parking deck is probably unbonded which makes it "interesting".  Unbonded PT
may get bound up in areas especially if the sheathing may have broken down
or if it used a greased craft paper sheath (common in the 70's).

A one way system (beams and slab) should have (depending on the code at the
time it was built) a fair amount of mild reinforcing.  The dimensions
suggest that all of the PT could be anchored at the perimeter.  If so you
can de-tension the strands from the perimeter as well.  

Verify that the strands are de-tensioned.  Unbonded strands under tension
should never be cut.  You can launch one a long way by just sawing through a
tensioned strand.  If the ends are not accessible, you can de-tension the
strand by exposing about a 5' long section and heating the strand to relieve
the tension.  This takes an experienced guy on the torch.  He must use the
torch to heat a length of strand, not to cut the strand.

I would suggest:
1.	Shore the structure
2.	Add diagonal cables to control the direction of collapse (you
mentioned nearby buildings)
3.	De-tension all of the strands
4.	Knock it down

Harold Sprague
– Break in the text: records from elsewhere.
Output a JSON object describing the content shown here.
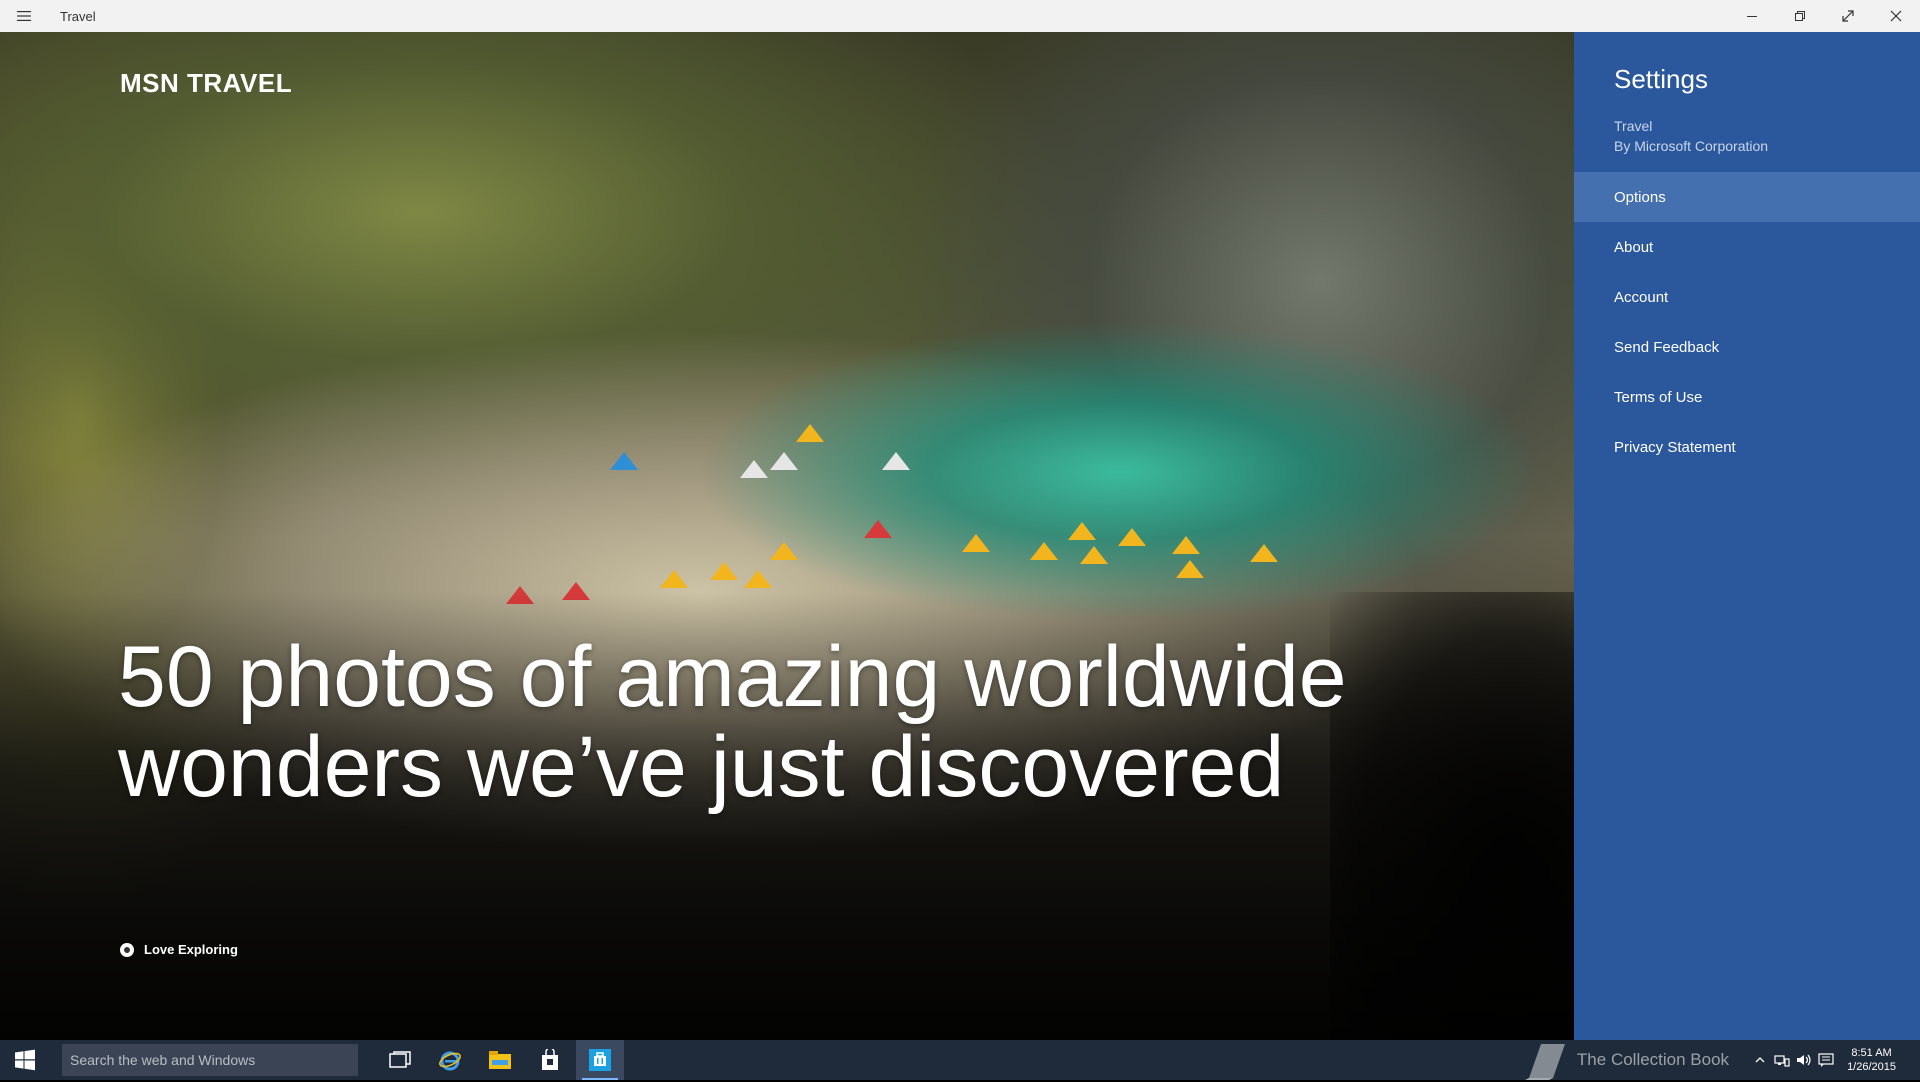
{
  "window": {
    "title": "Travel",
    "menu_icon": "hamburger-icon",
    "minimize_icon": "minimize-icon",
    "restore_icon": "restore-icon",
    "fullscreen_icon": "fullscreen-icon",
    "close_icon": "close-icon"
  },
  "hero": {
    "brand": "MSN TRAVEL",
    "headline": "50 photos of amazing worldwide wonders we’ve just discovered",
    "source": "Love Exploring"
  },
  "settings": {
    "title": "Settings",
    "app_name": "Travel",
    "publisher": "By Microsoft Corporation",
    "items": [
      {
        "label": "Options",
        "selected": true
      },
      {
        "label": "About",
        "selected": false
      },
      {
        "label": "Account",
        "selected": false
      },
      {
        "label": "Send Feedback",
        "selected": false
      },
      {
        "label": "Terms of Use",
        "selected": false
      },
      {
        "label": "Privacy Statement",
        "selected": false
      }
    ],
    "background_color": "#2b589c",
    "selected_color": "#4470b0"
  },
  "taskbar": {
    "search_placeholder": "Search the web and Windows",
    "apps": [
      "task-view-icon",
      "internet-explorer-icon",
      "file-explorer-icon",
      "store-icon",
      "travel-app-icon"
    ],
    "watermark": "The Collection Book",
    "time": "8:51 AM",
    "date": "1/26/2015"
  }
}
> -----Original Message-----
> From:	Fountain Conner [SMTP:fconner(--nospam--at)]
> Sent:	Wednesday, December 29, 1999 9:08 AM
> To:	seaint(--nospam--at); StrucTX
> Subject:	Demolition -- Post-Tensioned Parking Deck
> I'm proposing on an interesting project with a demolition contractor, and
> will appreciate any technical guidance, warnings, advice you can offer.  
> An existing post-tensioned parking deck with 4 elevated levels is to be
> demolished to make way for a new building.  I haven't yet seen either the
> building or the drawings, but am told it's about 200 x 250 feet with 5"
> slab, beams in one direction, and basic column grid 28 x 58 feet.  The
> municipality is requiring "demolition design", because it's very close to
> the surrounding buildings.
> I'll be looking at the building tomorrow (Thursday) with the contractor,
> and perhaps the owner.
> As a side note, I don't understand the logic of eliminating a perfectly
> satisfactory parking structure, when  parking is *already* at a premium. 
> But that's not my decision...
> Thanx, all,
> Fountain E. Conner, P.E.
> Gulf Breeze, Fl. 32561